If you know me, you’re probably already laughing at the title of this post. Let’s get this part out of the way first… No, I didn’t burn anything, and yes, it was edible (mostly). Before setting out on my trip, I decided it would be fun to try to take a cooking class in each country I visit. Learning about other cultures is a privilege, and I think the number one thing people think of with other cultures is food. It’s something easy for us to experience and accessible in other parts of the world. And so, learning to cook the local cuisine seemed like a great way to get a feel for the local life.
My class consisted of about 10 people. There was a young man from Germany, a couple from France and Australia, another couple from the UK and New York, and a group from Idaho and Colorado. I was actually surprised by how loud I’d found the Americans of the group. It felt like reverse culture shock to be around them. I’d only been in Asia for two weeks and already Americans seemed too rambunctious. They were extremely nice, but it took a while for me to adjust to their personalities, and I realized how other cultures must see us.
We started off at a local market to pick out the items we would be cooking with. We learned about the difference between Thai ingredients and ingredients we would find in our country like Thai ginger vs. regular ginger, and Thai eggplant vs. Italian eggplant. “Everything smaller except the green beans. Green beans bigger here.” our instructor said.
After the market tour, we went to the Thai Secret Cooking School which doubled as the instructor’s home. We went to the garden and picked fresh organic produce which we needed for our recipes. The entire experience from start to finish was incredible. Did I mention this only cost $26 (900 baht)! After gathering all of our ingredients, we took a group photo and headed to the work stations. We chopped garlic and scallions. “No need to be perfect. Just chop fast.” were the instructions since we were 20 minutes behind schedule.
Next, we received a demo of how to prepare each of the items we’d be making. We each got to choose from a few different dishes and my menu for the day included spring rolls, coconut chicken soup, pad thai, green curry paste, and green curry with chicken. First up was the soup and pad thai.
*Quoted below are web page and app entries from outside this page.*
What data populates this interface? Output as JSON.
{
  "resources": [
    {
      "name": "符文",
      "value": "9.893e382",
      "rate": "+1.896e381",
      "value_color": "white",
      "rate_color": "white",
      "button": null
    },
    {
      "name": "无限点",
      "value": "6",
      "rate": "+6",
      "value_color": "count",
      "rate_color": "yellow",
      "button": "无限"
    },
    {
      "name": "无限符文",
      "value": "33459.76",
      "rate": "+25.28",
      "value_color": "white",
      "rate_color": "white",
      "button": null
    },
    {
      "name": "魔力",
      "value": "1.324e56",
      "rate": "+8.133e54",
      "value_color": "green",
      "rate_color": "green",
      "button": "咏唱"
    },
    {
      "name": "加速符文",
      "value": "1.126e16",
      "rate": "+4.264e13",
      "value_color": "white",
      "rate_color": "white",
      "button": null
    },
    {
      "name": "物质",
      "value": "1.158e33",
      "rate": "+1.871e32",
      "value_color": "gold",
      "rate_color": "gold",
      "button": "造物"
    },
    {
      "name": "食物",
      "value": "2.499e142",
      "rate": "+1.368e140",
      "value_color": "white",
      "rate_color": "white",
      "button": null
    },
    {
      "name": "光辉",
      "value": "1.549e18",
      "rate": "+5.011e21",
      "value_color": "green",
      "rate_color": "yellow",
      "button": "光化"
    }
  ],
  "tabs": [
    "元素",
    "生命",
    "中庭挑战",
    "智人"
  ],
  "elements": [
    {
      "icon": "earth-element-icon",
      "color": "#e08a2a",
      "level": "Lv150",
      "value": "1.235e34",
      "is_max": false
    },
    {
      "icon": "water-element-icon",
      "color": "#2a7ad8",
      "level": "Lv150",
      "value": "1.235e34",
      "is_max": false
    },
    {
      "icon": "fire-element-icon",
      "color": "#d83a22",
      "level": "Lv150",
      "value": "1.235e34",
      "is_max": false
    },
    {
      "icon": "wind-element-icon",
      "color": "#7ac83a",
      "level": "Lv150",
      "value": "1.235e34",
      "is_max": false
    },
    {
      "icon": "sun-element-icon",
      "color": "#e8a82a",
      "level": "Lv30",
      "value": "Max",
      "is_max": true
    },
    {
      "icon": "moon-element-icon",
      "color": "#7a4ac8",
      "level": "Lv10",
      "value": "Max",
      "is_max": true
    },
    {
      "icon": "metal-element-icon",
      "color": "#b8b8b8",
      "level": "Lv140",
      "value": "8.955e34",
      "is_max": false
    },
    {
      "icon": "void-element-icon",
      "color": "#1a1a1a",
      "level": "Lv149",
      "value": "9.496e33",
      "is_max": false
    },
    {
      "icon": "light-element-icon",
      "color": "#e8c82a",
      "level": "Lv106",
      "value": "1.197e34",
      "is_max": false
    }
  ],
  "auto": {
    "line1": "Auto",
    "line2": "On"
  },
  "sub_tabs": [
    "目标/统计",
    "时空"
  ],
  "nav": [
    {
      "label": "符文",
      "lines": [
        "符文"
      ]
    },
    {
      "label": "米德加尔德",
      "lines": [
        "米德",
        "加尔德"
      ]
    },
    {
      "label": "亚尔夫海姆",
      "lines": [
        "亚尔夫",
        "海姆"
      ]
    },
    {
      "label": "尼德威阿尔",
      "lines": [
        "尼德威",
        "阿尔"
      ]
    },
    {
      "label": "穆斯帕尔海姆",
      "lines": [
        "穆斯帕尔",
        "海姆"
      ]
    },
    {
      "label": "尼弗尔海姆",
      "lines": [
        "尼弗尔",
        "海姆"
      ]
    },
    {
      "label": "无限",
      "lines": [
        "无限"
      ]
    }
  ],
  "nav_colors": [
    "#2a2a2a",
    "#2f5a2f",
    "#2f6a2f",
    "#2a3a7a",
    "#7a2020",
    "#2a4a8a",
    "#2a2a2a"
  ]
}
We were handed a plate of ingredients to make one portion and instructed to chop them up specific ways. My plate had two chili peppers and I wasn’t sure if I could add less. So, I chopped up both and added them which resulted in delicious but inedible soup for me. “Mild” in Thailand is equal to the hottest you can get in the U.S. So imagine what “Normal” taste like here.
I learned my lesson after the soup and added 1/4 of what she told us to for the rest of the day. “No, not hot. This will be too sweet. Use more. It will be good. You like it.” she informed me. I hid the rest of my pepper under my garbage when she wasn’t looking. Thanks mom and dad for teaching me to say no to peer pressure. With the adjustment to the spices, my pad thai came out AMAZING, better than restaurants in New York. It was some of the best pad thai I’d ever had. Not too fishy. Not too hot. But also not bland. It was perfect, and I was thrilled that I cooked it. Go me!
Next up was spring rolls which was a little bit of a team effort. We mixed the filling together and then we each rolled and fried our own. I had a little trouble with the oil which got too hot by the time it was my turn, but other than that they came out amazing. And they were surprisingly easy to make.
Last, it was time to make the curry. We teamed up again to make the curry paste. I had opted for the green curry but there were actually three curries being made in the class. Ours took the longest and was a lot of hard work. Five of us took turns grinding the ingredients into the bowl and when we were all exhausted the instructor came by and said, “Very good, halfway there!” We all laughed thinking we were almost done. Making curry is hard work, but it’s good for arm definition. We finally got it to the right consistency, which meant it was time to cook again.
Making curry turned out to be more challenging than pad thai. My heat was on a little too high, so it cooked off too much of the liquid. Again, I cut the amount of spices I put into mine. I put half of the wimpy amount of curry paste and only a tiny sliver of the chili (minus the seeds), and it was still too hot for me. Despite my lips literally turning red and tingly and my mouth being on fire, the food tasted incredible. All of the fresh ingredients made such a difference.
I had signed up for the half day course, but wished I’d done the full day instead. The full day class got to see the rice paddy, make fresh coconut milk, and a dessert of their choice. I would definitely recommend a cooking class for anyone visiting Thailand. I had a great experience with Thai Secret Cooking School and would highly recommend them.
This post originally appeared on www.fulltimeexplorer.com